Several months after the Roman Catholic Diocese of Pittsburgh filed a freedom of information request with the federal government to learn how mandatory contraceptive coverage became part of the new federal health-care plan, the government said it would need five years and $1.8 million dollars to meet the request.
Now the diocese is suing the government for being “patently uncooperative” and violating the Freedom of Information Act, which requires government officials provide public information quickly and at a reasonable cost, according to the Pittsburgh Post-Gazette.
Diocese attorney Paul “Mickey” Pohl filed the lawsuit July 1 claiming the U.S. Department of Health and Human Services and the Centers for Disease Control and Prevention intentionally created illegal barriers to bar the diocese from public information about the Patient Protection and Affordable Care Act of 2010.
“Just because it’s a politically sensitive issue, the people at HHS shouldn’t decide they’re above the law and try to stonewall the provision of material requested under the Freedom of Information Act,” Pohl told the Post-Gazette.
His lawsuit alleges that since he filed his FOI request in September, government officials have denied parts of his request and refused to meet with him personally to help him clarify or streamline it, according to the Associated Press. Even when officials allegedly lowered the charge to about $25,000, they limited the information they were willing to provide and said some of the information would still take three years to collect.
Pohl, who represents the Diocese in their challenge to the health-care plan, originally requested 11 items.

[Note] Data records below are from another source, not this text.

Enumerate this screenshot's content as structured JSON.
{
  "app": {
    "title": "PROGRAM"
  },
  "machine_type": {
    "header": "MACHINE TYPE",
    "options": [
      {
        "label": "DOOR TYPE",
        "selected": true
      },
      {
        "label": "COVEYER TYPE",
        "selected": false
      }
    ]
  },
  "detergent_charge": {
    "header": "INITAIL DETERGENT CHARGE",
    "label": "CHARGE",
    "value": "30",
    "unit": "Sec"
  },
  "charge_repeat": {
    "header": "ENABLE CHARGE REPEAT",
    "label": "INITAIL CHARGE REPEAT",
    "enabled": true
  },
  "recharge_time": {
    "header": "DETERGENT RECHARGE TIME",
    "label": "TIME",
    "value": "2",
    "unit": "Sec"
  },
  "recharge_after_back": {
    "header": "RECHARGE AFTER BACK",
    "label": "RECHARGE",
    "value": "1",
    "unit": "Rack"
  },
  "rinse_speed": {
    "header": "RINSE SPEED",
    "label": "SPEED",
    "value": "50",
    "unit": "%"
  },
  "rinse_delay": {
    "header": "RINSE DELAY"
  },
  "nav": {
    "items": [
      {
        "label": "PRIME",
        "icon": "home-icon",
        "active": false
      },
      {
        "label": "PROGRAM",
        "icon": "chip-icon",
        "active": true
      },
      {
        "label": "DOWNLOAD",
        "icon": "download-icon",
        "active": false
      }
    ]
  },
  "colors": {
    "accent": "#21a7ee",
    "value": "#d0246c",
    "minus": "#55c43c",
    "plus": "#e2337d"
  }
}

According to the Post-Gazette, they include:
- Communications in advance of the issuance of the rules and religious employer exemptions
- Documents regarding women’s preventative health care
- Documents regarding other exemptions or waivers from the act’s requirements
- Documents regarding the one-year safe harbor from the act’s requirements
- Information regarding the role of the Institute of Medicine — a nongovernmental group that helped develop the guidelines for preventive care that ultimately included all federally approved contraceptives
Pohl told the Post-Gazette the request aimed at revealing whether Health and Human Services Secretary Kathleen Sebelius was heavily lobbied by representatives of pharmaceutical companies who hoped to benefit financially from the contraceptive coverage.
“We think there has been a wide variety of groups trying to influence the administration to keep the sterilization, contraception and abortion pill parts of the mandate, and we’re trying to find out what the communication has been back and forth to HHS, and the reason HHS is fighting religious organizations so hard not to change the preventative care mandate,” Pohl told the Post-Gazette. “We want to know who’s been lobbying the secretary of Health and Human Services to influence this decision.”
The 2010 federal health care overhaul takes full effect next year, and the government has yet to disclose whether the diocese will be exempt from providing employee insurance coverage for contraception, the AP said.
Kara Hackett is SPJ’s Pulliam/Kilgore Freedom of Information intern, a freelance writer and a free press enthusiast. Contact her at email@example.com or on Twitter: @KaraHackett.